Task brief:
Once the pictures are set aside, reproduce the entries below exactly.

☆ ☆ ☆ ☆ ☆ ☆ ☆

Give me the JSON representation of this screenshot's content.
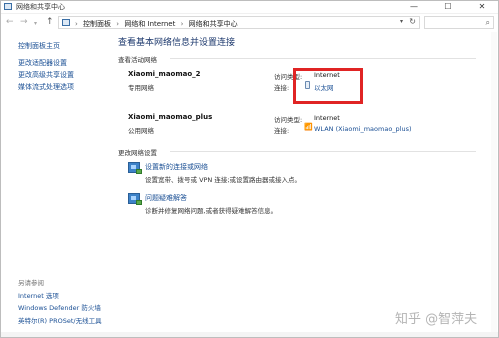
{
  "window": {
    "title": "网络和共享中心",
    "minimize_glyph": "—",
    "maximize_glyph": "☐",
    "close_glyph": "✕"
  },
  "nav": {
    "back_glyph": "←",
    "forward_glyph": "→",
    "recent_glyph": "▾",
    "up_glyph": "↑"
  },
  "address": {
    "breadcrumbs": [
      "控制面板",
      "网络和 Internet",
      "网络和共享中心"
    ],
    "separator": "›",
    "dropdown_glyph": "▾",
    "refresh_glyph": "↻",
    "search_glyph": "⌕"
  },
  "sidebar": {
    "items": [
      "控制面板主页",
      "更改适配器设置",
      "更改高级共享设置",
      "媒体流式处理选项"
    ],
    "see_also_label": "另请参阅",
    "see_also_items": [
      "Internet 选项",
      "Windows Defender 防火墙",
      "英特尔(R) PROSet/无线工具"
    ]
  },
  "main": {
    "title": "查看基本网络信息并设置连接",
    "active_networks_header": "查看活动网络",
    "networks": [
      {
        "name": "Xiaomi_maomao_2",
        "category": "专用网络",
        "access_type_label": "访问类型:",
        "access_type_value": "Internet",
        "connection_label": "连接:",
        "connection_value": "以太网",
        "connection_icon": "ethernet-icon"
      },
      {
        "name": "Xiaomi_maomao_plus",
        "category": "公用网络",
        "access_type_label": "访问类型:",
        "access_type_value": "Internet",
        "connection_label": "连接:",
        "connection_value": "WLAN (Xiaomi_maomao_plus)",
        "connection_icon": "wifi-signal-icon"
      }
    ],
    "change_settings_header": "更改网络设置",
    "tasks": [
      {
        "title": "设置新的连接或网络",
        "description": "设置宽带、拨号或 VPN 连接;或设置路由器或接入点。",
        "icon": "new-connection-icon"
      },
      {
        "title": "问题疑难解答",
        "description": "诊断并修复网络问题,或者获得疑难解答信息。",
        "icon": "troubleshoot-icon"
      }
    ]
  },
  "wifi_glyph": "📶",
  "watermark": "知乎 @智萍夫",
  "colors": {
    "link": "#1a4f94",
    "title": "#1e3a6e",
    "highlight": "#e02424"
  }
}
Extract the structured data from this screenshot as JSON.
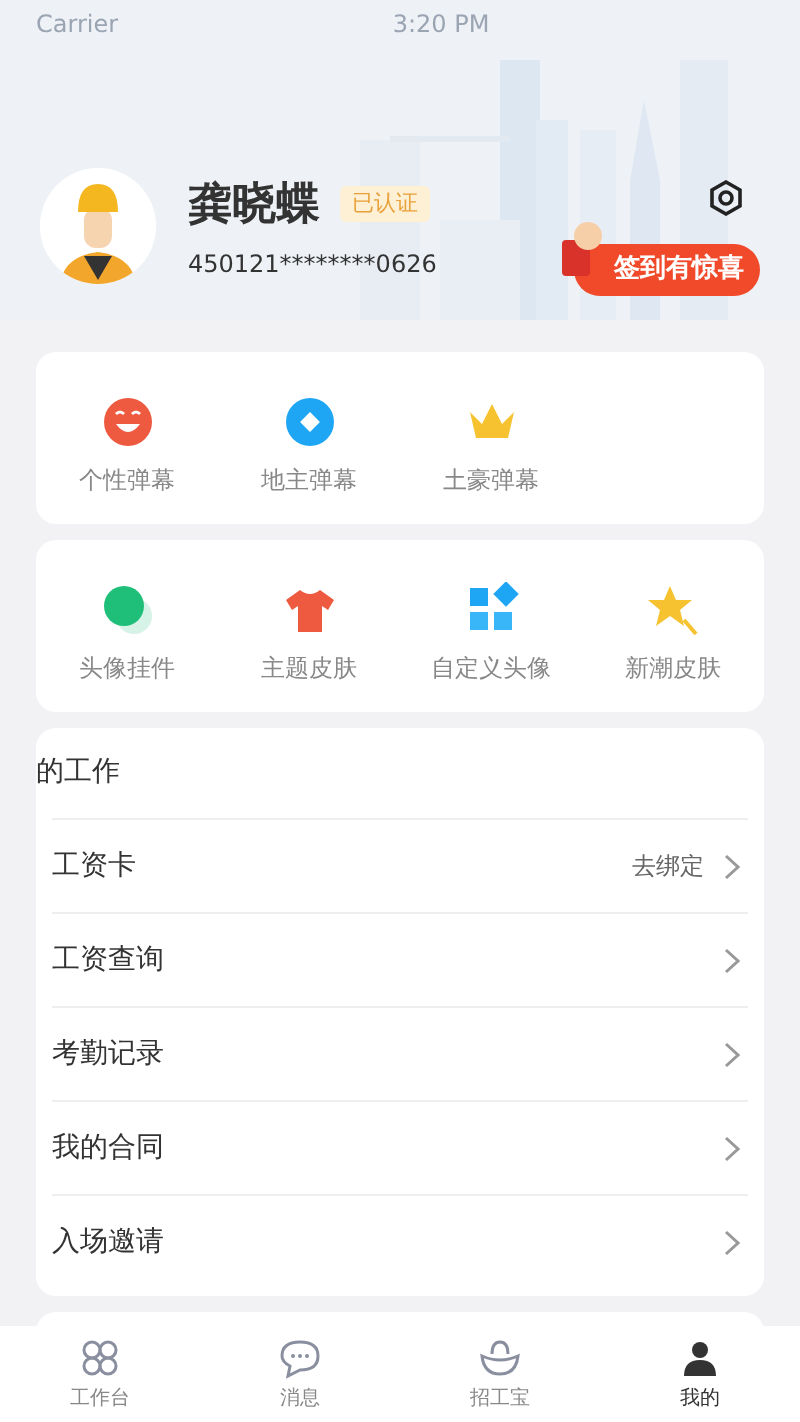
{
  "status_bar": {
    "carrier": "Carrier",
    "time": "3:20 PM"
  },
  "profile": {
    "name": "龚晓蝶",
    "badge": "已认证",
    "id_number": "450121********0626",
    "checkin_button": "签到有惊喜"
  },
  "danmaku": [
    {
      "label": "个性弹幕"
    },
    {
      "label": "地主弹幕"
    },
    {
      "label": "土豪弹幕"
    }
  ],
  "skins": [
    {
      "label": "头像挂件"
    },
    {
      "label": "主题皮肤"
    },
    {
      "label": "自定义头像"
    },
    {
      "label": "新潮皮肤"
    }
  ],
  "work": {
    "title": "的工作",
    "items": [
      {
        "label": "工资卡",
        "action": "去绑定"
      },
      {
        "label": "工资查询"
      },
      {
        "label": "考勤记录"
      },
      {
        "label": "我的合同"
      },
      {
        "label": "入场邀请"
      }
    ]
  },
  "tab_bar": [
    {
      "label": "工作台",
      "selected": false
    },
    {
      "label": "消息",
      "selected": false
    },
    {
      "label": "招工宝",
      "selected": false
    },
    {
      "label": "我的",
      "selected": true
    }
  ]
}
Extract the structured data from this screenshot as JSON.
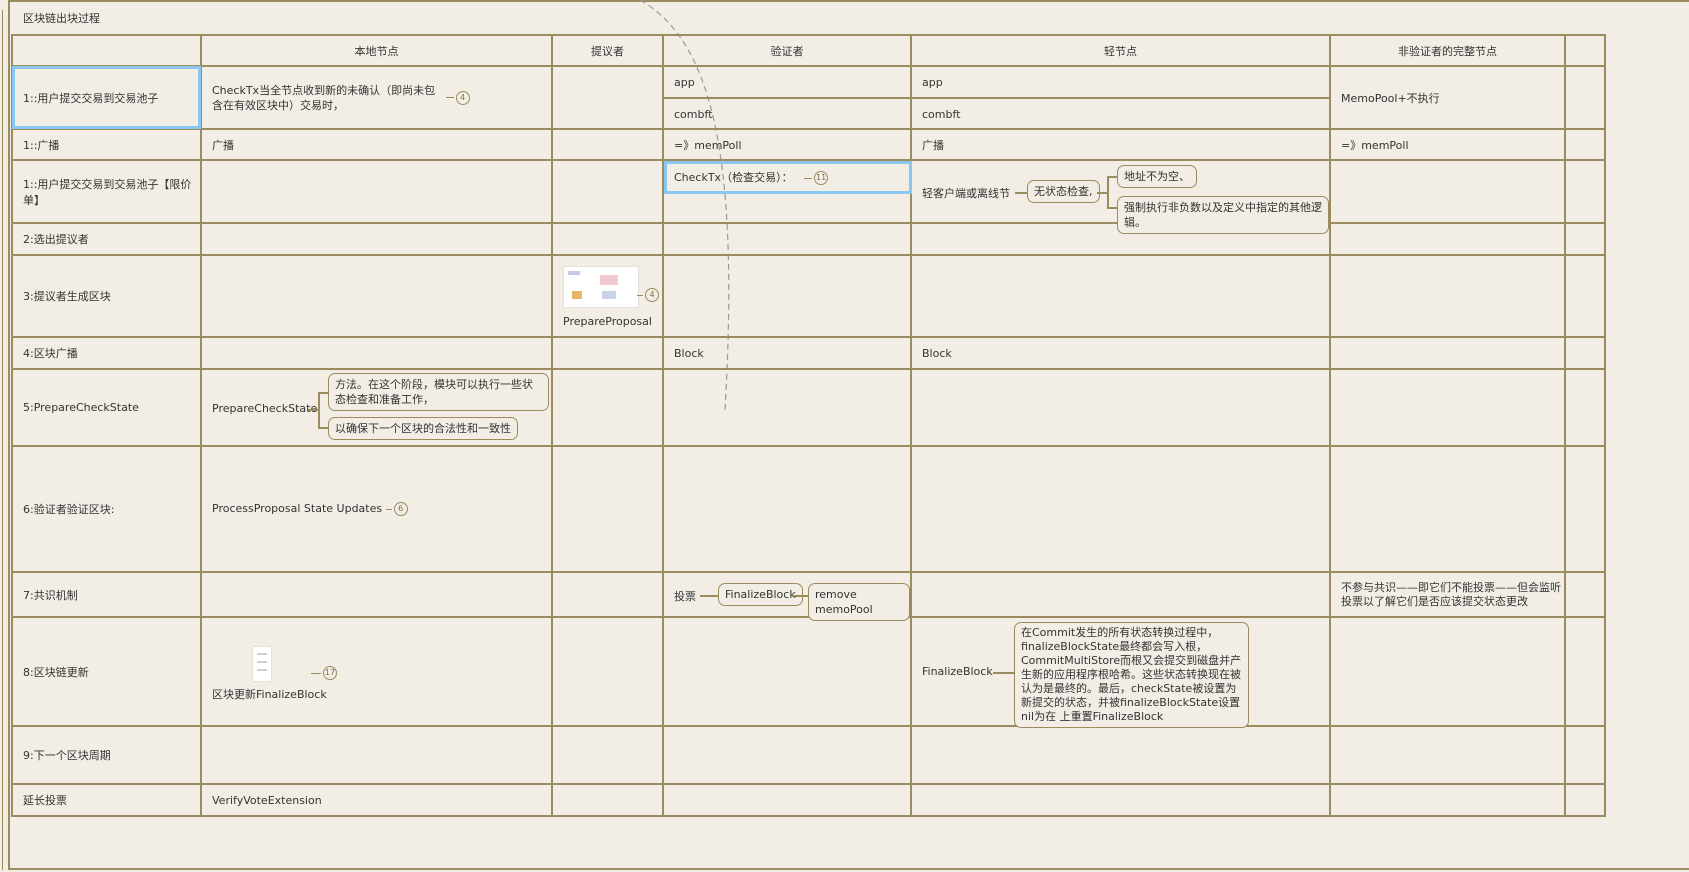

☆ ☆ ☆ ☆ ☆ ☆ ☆

Exercise response:
Give me the JSON representation of this screenshot's content.
{
  "window": {
    "title": "网络和共享中心",
    "minimize_glyph": "—",
    "maximize_glyph": "☐",
    "close_glyph": "✕"
  },
  "nav": {
    "back_glyph": "←",
    "forward_glyph": "→",
    "recent_glyph": "▾",
    "up_glyph": "↑"
  },
  "address": {
    "breadcrumbs": [
      "控制面板",
      "网络和 Internet",
      "网络和共享中心"
    ],
    "separator": "›",
    "dropdown_glyph": "▾",
    "refresh_glyph": "↻",
    "search_glyph": "⌕"
  },
  "sidebar": {
    "items": [
      "控制面板主页",
      "更改适配器设置",
      "更改高级共享设置",
      "媒体流式处理选项"
    ],
    "see_also_label": "另请参阅",
    "see_also_items": [
      "Internet 选项",
      "Windows Defender 防火墙",
      "英特尔(R) PROSet/无线工具"
    ]
  },
  "main": {
    "title": "查看基本网络信息并设置连接",
    "active_networks_header": "查看活动网络",
    "networks": [
      {
        "name": "Xiaomi_maomao_2",
        "category": "专用网络",
        "access_type_label": "访问类型:",
        "access_type_value": "Internet",
        "connection_label": "连接:",
        "connection_value": "以太网",
        "connection_icon": "ethernet-icon"
      },
      {
        "name": "Xiaomi_maomao_plus",
        "category": "公用网络",
        "access_type_label": "访问类型:",
        "access_type_value": "Internet",
        "connection_label": "连接:",
        "connection_value": "WLAN (Xiaomi_maomao_plus)",
        "connection_icon": "wifi-signal-icon"
      }
    ],
    "change_settings_header": "更改网络设置",
    "tasks": [
      {
        "title": "设置新的连接或网络",
        "description": "设置宽带、拨号或 VPN 连接;或设置路由器或接入点。",
        "icon": "new-connection-icon"
      },
      {
        "title": "问题疑难解答",
        "description": "诊断并修复网络问题,或者获得疑难解答信息。",
        "icon": "troubleshoot-icon"
      }
    ]
  },
  "wifi_glyph": "📶",
  "watermark": "知乎 @智萍夫",
  "colors": {
    "link": "#1a4f94",
    "title": "#1e3a6e",
    "highlight": "#e02424"
  }
}
Extract the structured data from this screenshot as JSON.
{
  "status_bar": {
    "carrier": "Carrier",
    "time": "3:20 PM"
  },
  "profile": {
    "name": "龚晓蝶",
    "badge": "已认证",
    "id_number": "450121********0626",
    "checkin_button": "签到有惊喜"
  },
  "danmaku": [
    {
      "label": "个性弹幕"
    },
    {
      "label": "地主弹幕"
    },
    {
      "label": "土豪弹幕"
    }
  ],
  "skins": [
    {
      "label": "头像挂件"
    },
    {
      "label": "主题皮肤"
    },
    {
      "label": "自定义头像"
    },
    {
      "label": "新潮皮肤"
    }
  ],
  "work": {
    "title": "的工作",
    "items": [
      {
        "label": "工资卡",
        "action": "去绑定"
      },
      {
        "label": "工资查询"
      },
      {
        "label": "考勤记录"
      },
      {
        "label": "我的合同"
      },
      {
        "label": "入场邀请"
      }
    ]
  },
  "tab_bar": [
    {
      "label": "工作台",
      "selected": false
    },
    {
      "label": "消息",
      "selected": false
    },
    {
      "label": "招工宝",
      "selected": false
    },
    {
      "label": "我的",
      "selected": true
    }
  ]
}
Extract the structured data from this screenshot as JSON.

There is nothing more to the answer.